◆ Work required ◆
Which lines below hold the word "拍卖交易"? Copy all of them.

==== Data

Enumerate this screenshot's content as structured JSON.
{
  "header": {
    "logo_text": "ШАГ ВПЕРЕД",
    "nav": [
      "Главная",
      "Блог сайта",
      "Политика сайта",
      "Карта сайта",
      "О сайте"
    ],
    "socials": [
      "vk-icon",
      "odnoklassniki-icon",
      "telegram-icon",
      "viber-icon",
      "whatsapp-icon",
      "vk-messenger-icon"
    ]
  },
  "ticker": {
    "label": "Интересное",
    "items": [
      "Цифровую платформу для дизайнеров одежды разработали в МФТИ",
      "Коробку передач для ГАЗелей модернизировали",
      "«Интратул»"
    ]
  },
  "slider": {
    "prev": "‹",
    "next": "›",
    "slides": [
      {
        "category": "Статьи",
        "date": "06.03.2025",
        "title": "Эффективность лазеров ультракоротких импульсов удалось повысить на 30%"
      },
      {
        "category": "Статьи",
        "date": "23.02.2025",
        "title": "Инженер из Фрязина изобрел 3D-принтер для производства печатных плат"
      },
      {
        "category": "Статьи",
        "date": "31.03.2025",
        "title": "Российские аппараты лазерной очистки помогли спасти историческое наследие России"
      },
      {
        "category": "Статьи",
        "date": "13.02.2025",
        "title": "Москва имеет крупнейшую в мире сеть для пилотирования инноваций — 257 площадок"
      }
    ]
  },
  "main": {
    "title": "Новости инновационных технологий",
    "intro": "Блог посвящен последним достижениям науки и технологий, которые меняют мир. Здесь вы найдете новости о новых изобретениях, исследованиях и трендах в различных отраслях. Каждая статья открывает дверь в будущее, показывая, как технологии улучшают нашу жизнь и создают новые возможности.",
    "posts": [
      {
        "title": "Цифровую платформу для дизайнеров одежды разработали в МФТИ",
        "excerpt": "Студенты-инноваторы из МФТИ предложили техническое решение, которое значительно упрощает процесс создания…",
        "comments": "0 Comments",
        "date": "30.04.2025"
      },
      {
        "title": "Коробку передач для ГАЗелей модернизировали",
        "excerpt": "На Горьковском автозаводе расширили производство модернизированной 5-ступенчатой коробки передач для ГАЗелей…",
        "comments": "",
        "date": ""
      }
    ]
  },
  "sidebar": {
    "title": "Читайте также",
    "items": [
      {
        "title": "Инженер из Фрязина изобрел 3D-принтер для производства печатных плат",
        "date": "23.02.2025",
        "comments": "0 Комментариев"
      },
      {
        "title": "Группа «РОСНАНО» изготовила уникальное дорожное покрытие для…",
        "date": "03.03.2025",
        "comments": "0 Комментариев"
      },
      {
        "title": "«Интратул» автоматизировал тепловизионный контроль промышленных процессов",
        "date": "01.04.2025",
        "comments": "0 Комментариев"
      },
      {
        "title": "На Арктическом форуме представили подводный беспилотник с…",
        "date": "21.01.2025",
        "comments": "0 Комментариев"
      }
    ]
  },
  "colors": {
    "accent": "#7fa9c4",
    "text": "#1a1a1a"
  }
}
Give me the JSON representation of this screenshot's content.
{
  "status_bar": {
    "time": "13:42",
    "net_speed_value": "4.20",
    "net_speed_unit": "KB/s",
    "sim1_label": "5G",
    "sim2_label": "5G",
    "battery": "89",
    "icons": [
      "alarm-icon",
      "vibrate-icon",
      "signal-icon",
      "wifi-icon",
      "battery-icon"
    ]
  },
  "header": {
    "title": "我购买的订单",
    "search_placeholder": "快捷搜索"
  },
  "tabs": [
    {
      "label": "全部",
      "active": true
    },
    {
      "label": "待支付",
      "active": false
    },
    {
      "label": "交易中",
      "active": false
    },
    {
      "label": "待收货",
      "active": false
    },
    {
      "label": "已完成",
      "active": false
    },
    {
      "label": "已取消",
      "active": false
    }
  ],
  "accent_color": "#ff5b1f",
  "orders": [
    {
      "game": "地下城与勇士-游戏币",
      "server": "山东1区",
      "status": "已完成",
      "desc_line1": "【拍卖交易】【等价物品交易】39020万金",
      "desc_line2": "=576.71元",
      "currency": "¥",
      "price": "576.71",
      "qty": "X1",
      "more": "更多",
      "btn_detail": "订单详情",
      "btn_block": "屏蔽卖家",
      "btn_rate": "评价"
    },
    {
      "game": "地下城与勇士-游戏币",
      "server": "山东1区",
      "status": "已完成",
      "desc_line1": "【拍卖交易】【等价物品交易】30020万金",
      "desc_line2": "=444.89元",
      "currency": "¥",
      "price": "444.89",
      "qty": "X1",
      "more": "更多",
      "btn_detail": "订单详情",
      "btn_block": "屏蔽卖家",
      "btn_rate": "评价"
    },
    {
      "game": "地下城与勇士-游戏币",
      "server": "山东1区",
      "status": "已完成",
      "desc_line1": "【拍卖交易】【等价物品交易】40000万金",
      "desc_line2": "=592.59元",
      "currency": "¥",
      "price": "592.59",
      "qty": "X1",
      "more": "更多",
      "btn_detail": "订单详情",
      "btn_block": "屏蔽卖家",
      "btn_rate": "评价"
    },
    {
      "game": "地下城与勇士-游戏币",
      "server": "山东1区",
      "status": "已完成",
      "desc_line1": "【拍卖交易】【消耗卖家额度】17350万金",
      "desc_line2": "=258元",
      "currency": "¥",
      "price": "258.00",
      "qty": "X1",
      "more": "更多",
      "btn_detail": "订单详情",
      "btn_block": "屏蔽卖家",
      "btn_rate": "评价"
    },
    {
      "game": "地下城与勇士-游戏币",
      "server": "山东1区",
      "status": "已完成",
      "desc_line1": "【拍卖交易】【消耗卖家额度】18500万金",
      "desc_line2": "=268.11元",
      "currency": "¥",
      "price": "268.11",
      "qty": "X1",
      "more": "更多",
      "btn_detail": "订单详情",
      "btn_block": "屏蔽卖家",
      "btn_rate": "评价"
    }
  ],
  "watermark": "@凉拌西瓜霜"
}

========

◆ Result of the task ◆
      "desc_line1": "【拍卖交易】【等价物品交易】39020万金",
      "desc_line1": "【拍卖交易】【等价物品交易】30020万金",
      "desc_line1": "【拍卖交易】【等价物品交易】40000万金",
      "desc_line1": "【拍卖交易】【消耗卖家额度】17350万金",
      "desc_line1": "【拍卖交易】【消耗卖家额度】18500万金",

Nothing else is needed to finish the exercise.